Since you’re probably also quite curious about where freedom of speech meets hate speech, I shall explain a bit of what we learned. But I must warn you, it’s just the tip of the iceberg and nothing is set in stone. Let’s start with creating a mutual understanding of the words by looking at some definitions. ‘Hate speech’ can be seen as all forms of expression which spread, incite, promote or justify hate, including (but not limited to): intolerance expressed by aggressive nationalism, discrimination, and hostility against minorities. ‘Hate speech’ can range from offensive jokes to calls for mass murder. ‘Freedom of speech’ is the freedom to express yourself both online and offline and to have access to information. ‘Freedom of speech’ includes political speech, views on religion, opinions, and even expressions that may offend, shock, or disturb others. But then the question remains, where do you draw the line between the two? It’s important to note that hate speech can only be directed at individuals or groups of individuals. It doesn’t include communication about States and their offices, symbols, or public officials, nor about religious leaders or tenets of faith. So saying that you don’t like certain ideas is using your freedom of speech, but calling someone stupid for having those ideas is considered hate speech. It might sound odd that public officials and religious leaders are exceptions to this rule since they are also still human. But if you look at North Korea or Russia, you can imagine why it is important to be allowed to say things about them. Again, I want to stress that this is just a part of ONE definition, there is no clear definition of hate speech written in the universal declaration of human rights and therefore it is still up for debate.
Something that was really an eye-opener for me during the course was on non-violent communication. During this part of the training, I learned that my ideas and opinions on people rather reflect me than the other people. I learned this via an exercise in which you start with a sentence like “Violence is bad. People who kill are evil.” which we would then rewrite into a personal emotion and the cause for that emotion which is a value of ours that is violated. So in this example, it could be “I am fearful of the use of violence to resolve conflicts; I value the resolution of conflicts through other means.” So you are not pointing fingers and attributing bad labels to people, but you are looking at why it triggers certain emotions for you.
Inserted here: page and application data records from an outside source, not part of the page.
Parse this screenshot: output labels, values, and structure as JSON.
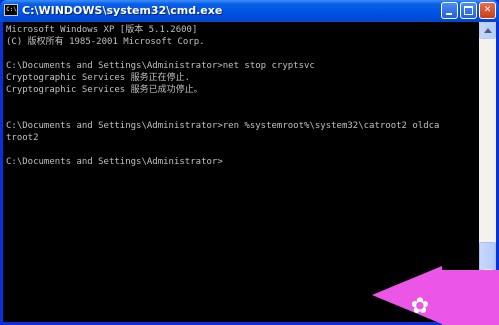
{
  "window": {
    "title": "C:\\WINDOWS\\system32\\cmd.exe",
    "app_icon_text": "C:\\"
  },
  "console": {
    "lines": [
      "Microsoft Windows XP [版本 5.1.2600]",
      "(C) 版权所有 1985-2001 Microsoft Corp.",
      "",
      "C:\\Documents and Settings\\Administrator>net stop cryptsvc",
      "Cryptographic Services 服务正在停止.",
      "Cryptographic Services 服务已成功停止。",
      "",
      "",
      "C:\\Documents and Settings\\Administrator>ren %systemroot%\\system32\\catroot2 oldca",
      "troot2",
      "",
      "C:\\Documents and Settings\\Administrator>"
    ]
  },
  "icons": {
    "minimize": "minimize-icon",
    "maximize": "maximize-icon",
    "close": "close-icon",
    "scroll_up": "arrow-up-icon",
    "scroll_down": "arrow-down-icon",
    "close_glyph": "✕"
  },
  "colors": {
    "console_bg": "#000000",
    "console_fg": "#c0c0c0",
    "titlebar": "#0054e3",
    "watermark": "#eb56e6"
  }
}
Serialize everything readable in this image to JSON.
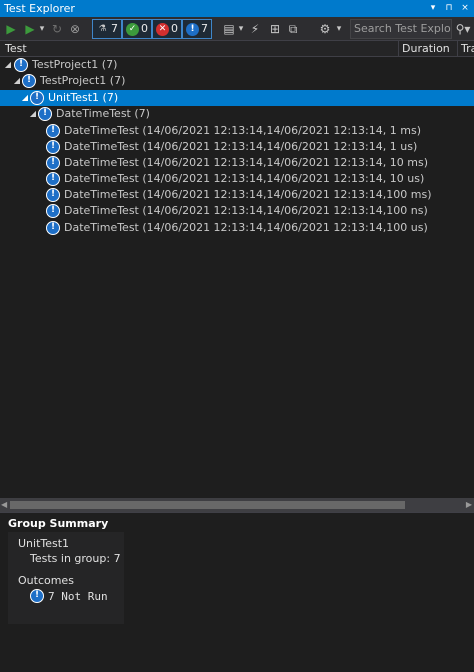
{
  "window": {
    "title": "Test Explorer",
    "controls": [
      "▾",
      "⊓",
      "×"
    ]
  },
  "toolbar": {
    "run_all": "▶",
    "run": "▶",
    "run_dropdown": "▾",
    "repeat": "↻",
    "cancel": "⊗",
    "filters": [
      {
        "name": "total",
        "count": "7",
        "icon": "⚗",
        "color": "#6e6e6e"
      },
      {
        "name": "passed",
        "count": "0",
        "icon": "✓",
        "color": "#3c9a3c"
      },
      {
        "name": "failed",
        "count": "0",
        "icon": "✕",
        "color": "#d32f2f"
      },
      {
        "name": "not-run",
        "count": "7",
        "icon": "!",
        "color": "#1e6fc7"
      }
    ],
    "playlist": "▤",
    "playlist_dropdown": "▾",
    "live": "⚡",
    "group": "⊞",
    "collapse": "⧉",
    "settings": "⚙",
    "settings_dropdown": "▾",
    "search_placeholder": "Search Test Explorer (C",
    "search_button": "⚲▾"
  },
  "columns": {
    "test": "Test",
    "duration": "Duration",
    "traits": "Tra"
  },
  "tree": [
    {
      "label": "TestProject1 (7)",
      "level": 0
    },
    {
      "label": "TestProject1 (7)",
      "level": 1
    },
    {
      "label": "UnitTest1 (7)",
      "level": 2,
      "selected": true
    },
    {
      "label": "DateTimeTest (7)",
      "level": 3
    },
    {
      "label": "DateTimeTest (14/06/2021 12:13:14,14/06/2021 12:13:14,  1 ms)",
      "level": 4
    },
    {
      "label": "DateTimeTest (14/06/2021 12:13:14,14/06/2021 12:13:14,  1 us)",
      "level": 4
    },
    {
      "label": "DateTimeTest (14/06/2021 12:13:14,14/06/2021 12:13:14, 10 ms)",
      "level": 4
    },
    {
      "label": "DateTimeTest (14/06/2021 12:13:14,14/06/2021 12:13:14, 10 us)",
      "level": 4
    },
    {
      "label": "DateTimeTest (14/06/2021 12:13:14,14/06/2021 12:13:14,100 ms)",
      "level": 4
    },
    {
      "label": "DateTimeTest (14/06/2021 12:13:14,14/06/2021 12:13:14,100 ns)",
      "level": 4
    },
    {
      "label": "DateTimeTest (14/06/2021 12:13:14,14/06/2021 12:13:14,100 us)",
      "level": 4
    }
  ],
  "summary": {
    "title": "Group Summary",
    "group": "UnitTest1",
    "tests_in_group": "Tests in group:  7",
    "outcomes": "Outcomes",
    "not_run": "7 Not Run"
  },
  "colors": {
    "accent": "#007acc",
    "background": "#1e1e1e",
    "not_run_icon": "#1e6fc7"
  }
}
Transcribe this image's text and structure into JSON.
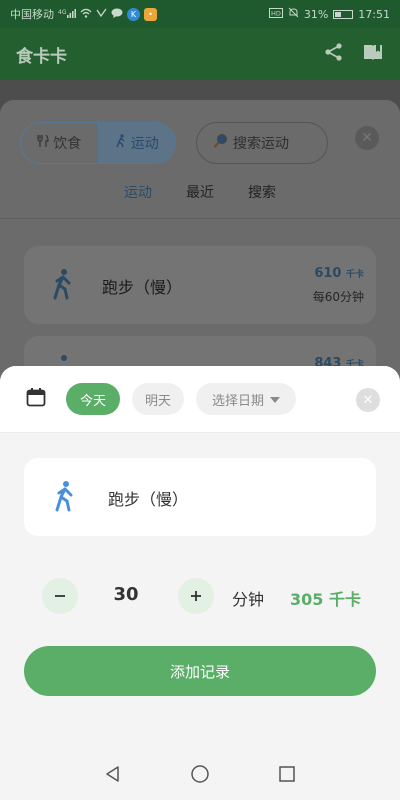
{
  "status_bar": {
    "carrier": "中国移动",
    "network": "4G",
    "battery": "31%",
    "time": "17:51"
  },
  "app_bar": {
    "title": "食卡卡",
    "actions": [
      "share-icon",
      "book-icon"
    ]
  },
  "background_sheet": {
    "segment": {
      "food_label": "饮食",
      "exercise_label": "运动",
      "selected": "运动"
    },
    "search_placeholder": "搜索运动",
    "tabs": [
      {
        "label": "运动",
        "active": true
      },
      {
        "label": "最近",
        "active": false
      },
      {
        "label": "搜索",
        "active": false
      }
    ],
    "items": [
      {
        "name": "跑步（慢）",
        "kcal": "610",
        "kcal_unit": "千卡",
        "per": "每60分钟"
      },
      {
        "kcal": "843",
        "kcal_unit": "千卡"
      }
    ]
  },
  "sheet": {
    "date_chips": [
      {
        "label": "今天",
        "selected": true
      },
      {
        "label": "明天",
        "selected": false
      },
      {
        "label": "选择日期",
        "selected": false
      }
    ],
    "exercise_name": "跑步（慢）",
    "quantity": "30",
    "unit": "分钟",
    "calories": "305 千卡",
    "add_button": "添加记录"
  },
  "colors": {
    "brand_green": "#5aae67",
    "app_bar": "#24602f",
    "accent_blue": "#4a90d9"
  }
}
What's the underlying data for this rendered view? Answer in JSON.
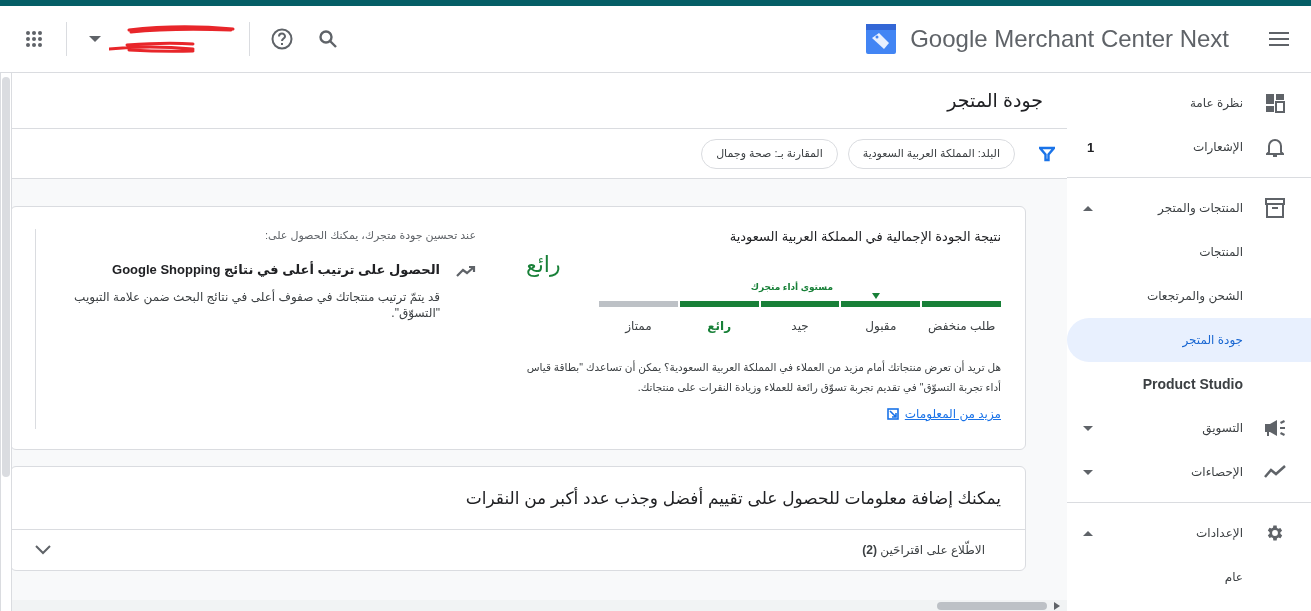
{
  "header": {
    "product_name": "Google Merchant Center Next"
  },
  "page": {
    "title": "جودة المتجر"
  },
  "filters": [
    {
      "label": "البلد: المملكة العربية السعودية"
    },
    {
      "label": "المقارنة بـ: صحة وجمال"
    }
  ],
  "quality_card": {
    "title": "نتيجة الجودة الإجمالية في المملكة العربية السعودية",
    "rating": "رائع",
    "marker_label": "مستوى أداء متجرك",
    "scale": [
      {
        "label": "طلب منخفض",
        "filled": true,
        "selected": false,
        "marked": false
      },
      {
        "label": "مقبول",
        "filled": true,
        "selected": false,
        "marked": true
      },
      {
        "label": "جيد",
        "filled": true,
        "selected": false,
        "marked": false
      },
      {
        "label": "رائع",
        "filled": true,
        "selected": true,
        "marked": false
      },
      {
        "label": "ممتاز",
        "filled": false,
        "selected": false,
        "marked": false
      }
    ],
    "body": "هل تريد أن تعرض منتجاتك أمام مزيد من العملاء في المملكة العربية السعودية؟ يمكن أن تساعدك \"بطاقة قياس أداء تجربة التسوّق\" في تقديم تجربة تسوّق رائعة للعملاء وزيادة النقرات على منتجاتك.",
    "link": "مزيد من المعلومات"
  },
  "benefits": {
    "intro": "عند تحسين جودة متجرك، يمكنك الحصول على:",
    "items": [
      {
        "title": "الحصول على ترتيب أعلى في نتائج Google Shopping",
        "description": "قد يتمّ ترتيب منتجاتك في صفوف أعلى في نتائج البحث ضمن علامة التبويب \"التسوّق\"."
      }
    ]
  },
  "suggestions_card": {
    "title": "يمكنك إضافة معلومات للحصول على تقييم أفضل وجذب عدد أكبر من النقرات",
    "toggle": "الاطّلاع على اقتراحَين **(2)**",
    "expanded": false
  },
  "sidebar": {
    "sections": [
      [
        {
          "label": "نظرة عامة",
          "kind": "top",
          "selected": false
        },
        {
          "label": "الإشعارات",
          "kind": "top",
          "selected": false,
          "badge": "1"
        }
      ],
      [
        {
          "label": "المنتجات والمتجر",
          "kind": "top",
          "selected": false,
          "expanded": true
        },
        {
          "label": "المنتجات",
          "kind": "sub",
          "selected": false
        },
        {
          "label": "الشحن والمرتجعات",
          "kind": "sub",
          "selected": false
        },
        {
          "label": "جودة المتجر",
          "kind": "sub",
          "selected": true
        },
        {
          "label": "Product Studio",
          "kind": "plain",
          "selected": false
        },
        {
          "label": "التسويق",
          "kind": "top",
          "selected": false,
          "expanded": false
        },
        {
          "label": "الإحصاءات",
          "kind": "top",
          "selected": false,
          "expanded": false
        }
      ],
      [
        {
          "label": "الإعدادات",
          "kind": "top",
          "selected": false,
          "expanded": true
        },
        {
          "label": "عام",
          "kind": "sub",
          "selected": false
        }
      ]
    ]
  }
}
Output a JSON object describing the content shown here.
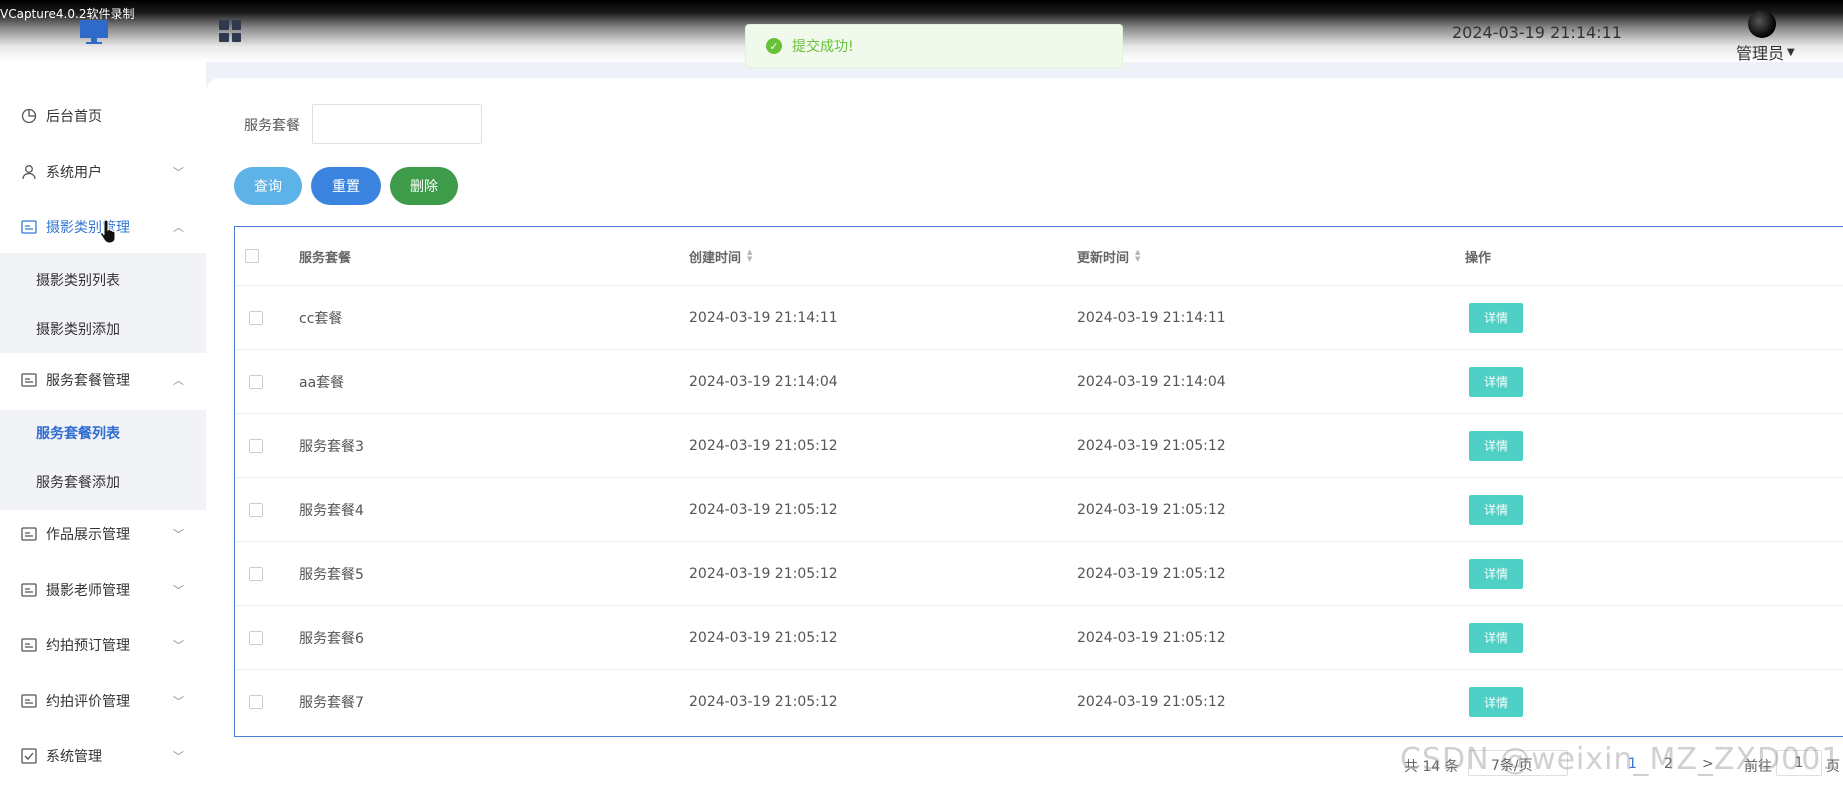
{
  "capture_label": "VCapture4.0.2软件录制",
  "header": {
    "datetime": "2024-03-19 21:14:11",
    "user": "管理员"
  },
  "toast": {
    "text": "提交成功!"
  },
  "sidebar": {
    "items": [
      {
        "label": "后台首页",
        "icon": "clock-icon"
      },
      {
        "label": "系统用户",
        "icon": "user-icon"
      },
      {
        "label": "摄影类别管理",
        "icon": "card-icon",
        "expanded": true,
        "children": [
          "摄影类别列表",
          "摄影类别添加"
        ]
      },
      {
        "label": "服务套餐管理",
        "icon": "card-icon",
        "expanded": true,
        "children": [
          "服务套餐列表",
          "服务套餐添加"
        ],
        "active_child": "服务套餐列表"
      },
      {
        "label": "作品展示管理",
        "icon": "card-icon"
      },
      {
        "label": "摄影老师管理",
        "icon": "card-icon"
      },
      {
        "label": "约拍预订管理",
        "icon": "card-icon"
      },
      {
        "label": "约拍评价管理",
        "icon": "card-icon"
      },
      {
        "label": "系统管理",
        "icon": "check-box-icon"
      }
    ]
  },
  "search": {
    "label": "服务套餐",
    "value": ""
  },
  "buttons": {
    "query": "查询",
    "reset": "重置",
    "delete": "删除"
  },
  "table": {
    "headers": [
      "服务套餐",
      "创建时间",
      "更新时间",
      "操作"
    ],
    "rows": [
      {
        "name": "cc套餐",
        "created": "2024-03-19 21:14:11",
        "updated": "2024-03-19 21:14:11",
        "action": "详情"
      },
      {
        "name": "aa套餐",
        "created": "2024-03-19 21:14:04",
        "updated": "2024-03-19 21:14:04",
        "action": "详情"
      },
      {
        "name": "服务套餐3",
        "created": "2024-03-19 21:05:12",
        "updated": "2024-03-19 21:05:12",
        "action": "详情"
      },
      {
        "name": "服务套餐4",
        "created": "2024-03-19 21:05:12",
        "updated": "2024-03-19 21:05:12",
        "action": "详情"
      },
      {
        "name": "服务套餐5",
        "created": "2024-03-19 21:05:12",
        "updated": "2024-03-19 21:05:12",
        "action": "详情"
      },
      {
        "name": "服务套餐6",
        "created": "2024-03-19 21:05:12",
        "updated": "2024-03-19 21:05:12",
        "action": "详情"
      },
      {
        "name": "服务套餐7",
        "created": "2024-03-19 21:05:12",
        "updated": "2024-03-19 21:05:12",
        "action": "详情"
      }
    ]
  },
  "pagination": {
    "total": "共 14 条",
    "page_size": "7条/页",
    "pages": [
      "1",
      "2"
    ],
    "current": "1",
    "next": ">",
    "goto": "前往",
    "goto_value": "1",
    "goto_suffix": "页"
  },
  "watermark": "CSDN @weixin_MZ_ZXD001",
  "colors": {
    "accent": "#3478d4",
    "success": "#67c23a",
    "detail": "#4fd0c6",
    "query": "#5db2e8",
    "reset": "#3a84e0",
    "delete": "#3e9b4a"
  }
}
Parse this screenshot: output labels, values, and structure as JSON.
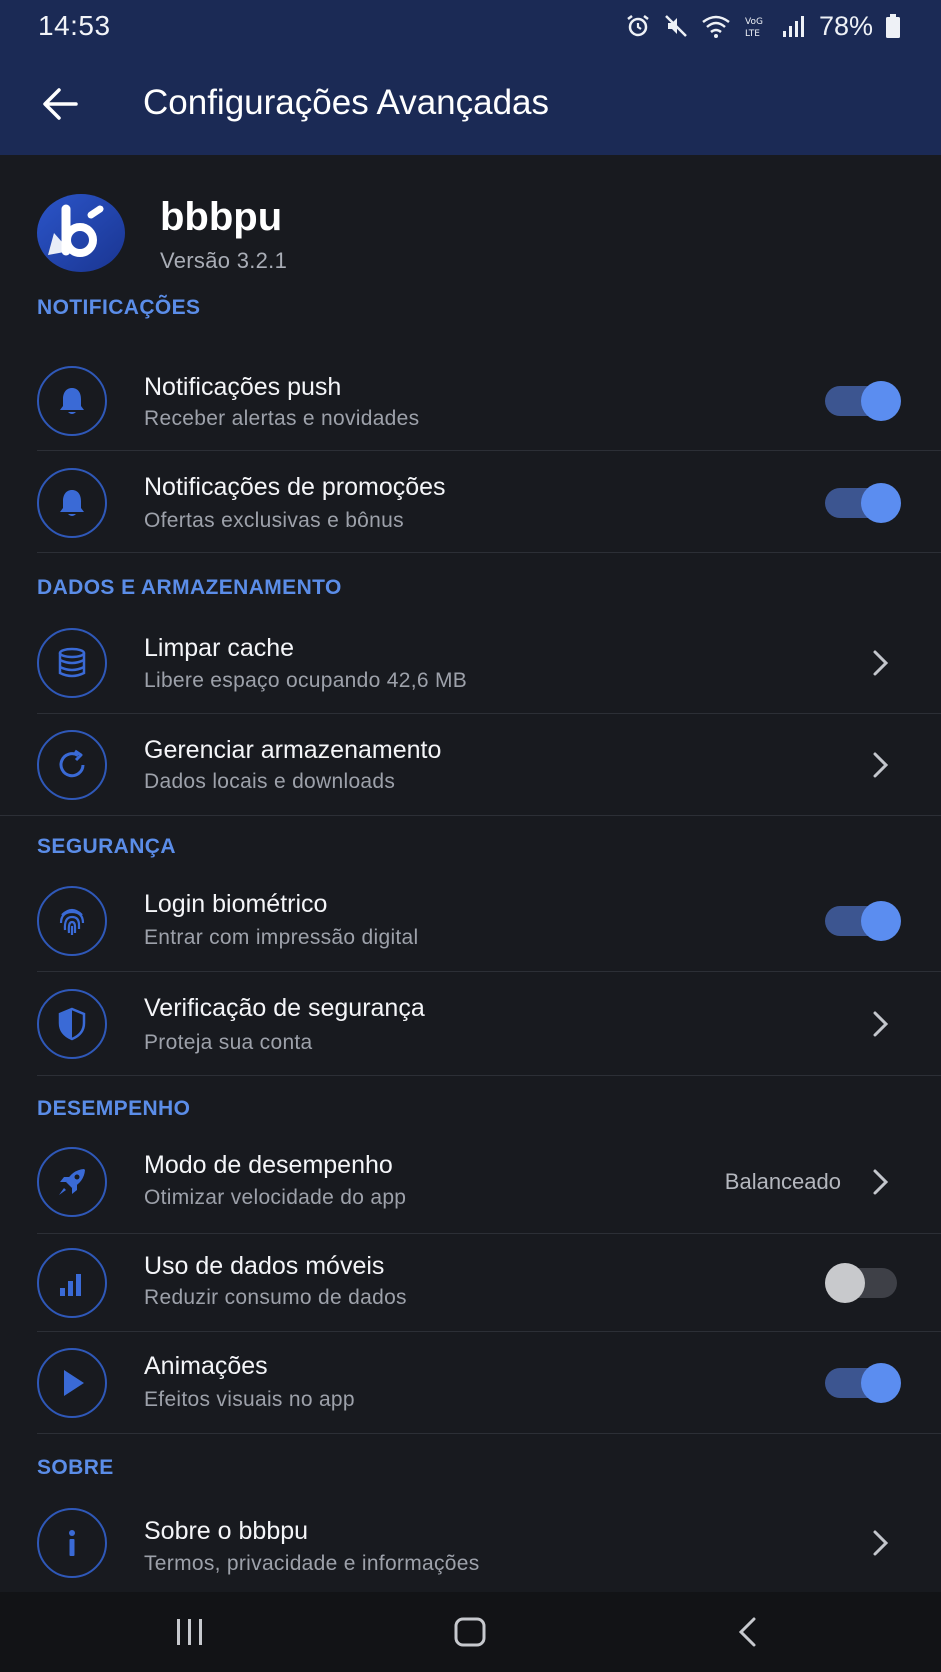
{
  "status_bar": {
    "time": "14:53",
    "network": "Vo LTE",
    "battery": "78%"
  },
  "app_bar": {
    "title": "Configurações Avançadas",
    "back_icon": "arrow-left-icon"
  },
  "app_info": {
    "name": "bbbpu",
    "version": "Versão 3.2.1"
  },
  "sections": {
    "notifications": {
      "header": "NOTIFICAÇÕES",
      "push": {
        "title": "Notificações push",
        "subtitle": "Receber alertas e novidades",
        "enabled": true,
        "icon": "bell-icon"
      },
      "promos": {
        "title": "Notificações de promoções",
        "subtitle": "Ofertas exclusivas e bônus",
        "enabled": true,
        "icon": "bell-icon"
      }
    },
    "storage": {
      "header": "DADOS E ARMAZENAMENTO",
      "cache": {
        "title": "Limpar cache",
        "subtitle": "Libere espaço ocupando 42,6 MB",
        "icon": "database-icon"
      },
      "manage": {
        "title": "Gerenciar armazenamento",
        "subtitle": "Dados locais e downloads",
        "icon": "refresh-icon"
      }
    },
    "security": {
      "header": "SEGURANÇA",
      "biometric": {
        "title": "Login biométrico",
        "subtitle": "Entrar com impressão digital",
        "enabled": true,
        "icon": "fingerprint-icon"
      },
      "verify": {
        "title": "Verificação de segurança",
        "subtitle": "Proteja sua conta",
        "icon": "shield-icon"
      }
    },
    "performance": {
      "header": "DESEMPENHO",
      "mode": {
        "title": "Modo de desempenho",
        "subtitle": "Otimizar velocidade do app",
        "value": "Balanceado",
        "icon": "rocket-icon"
      },
      "mobile_data": {
        "title": "Uso de dados móveis",
        "subtitle": "Reduzir consumo de dados",
        "enabled": false,
        "icon": "signal-bars-icon"
      },
      "animations": {
        "title": "Animações",
        "subtitle": "Efeitos visuais no app",
        "enabled": true,
        "icon": "play-icon"
      }
    },
    "about": {
      "header": "SOBRE",
      "about_app": {
        "title": "Sobre o bbbpu",
        "subtitle": "Termos, privacidade e informações",
        "icon": "info-icon"
      }
    }
  },
  "colors": {
    "app_bar": "#1b2a55",
    "background": "#181a1f",
    "accent": "#5b8de8",
    "toggle_on_knob": "#5b8df0",
    "toggle_on_track": "#3c5590"
  }
}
I personally started with the sentence (and please don’t be offended by it, since it says more about me than about other people): “People who believe that the earth is flat are stupid; they don’t have the capacity to understand science.” With the previous example given, would you be able to change my sentence into one that expresses emotions and values?
I could write for hours about the amazing experience I had, about all the insights I gained, about the interesting discussion with the other participants, about the lovely group that made the trip one to never forget, about the craziest party I have ever been to (cause, of course, there was some free time, and boy, let me tell you, going out in Berlin is something else), but that would turn this blog into a book… However, if you want to learn more about these topics, I can already reveal that there might be a TINT workshop about it coming up, so keep an eye on our socials… And if I sparked your curiosity about going on such a special trip in Europe to work on projects on education, youth, or equal rights (to name a few); it’s funded by Erasmus+, and invites to projects are shared on the Instagram page of erasmusplusprojects. Both from an educational and from a personal perspective it is a very valuable experience that I would definitely recommend to everyone.
Program manager at TINT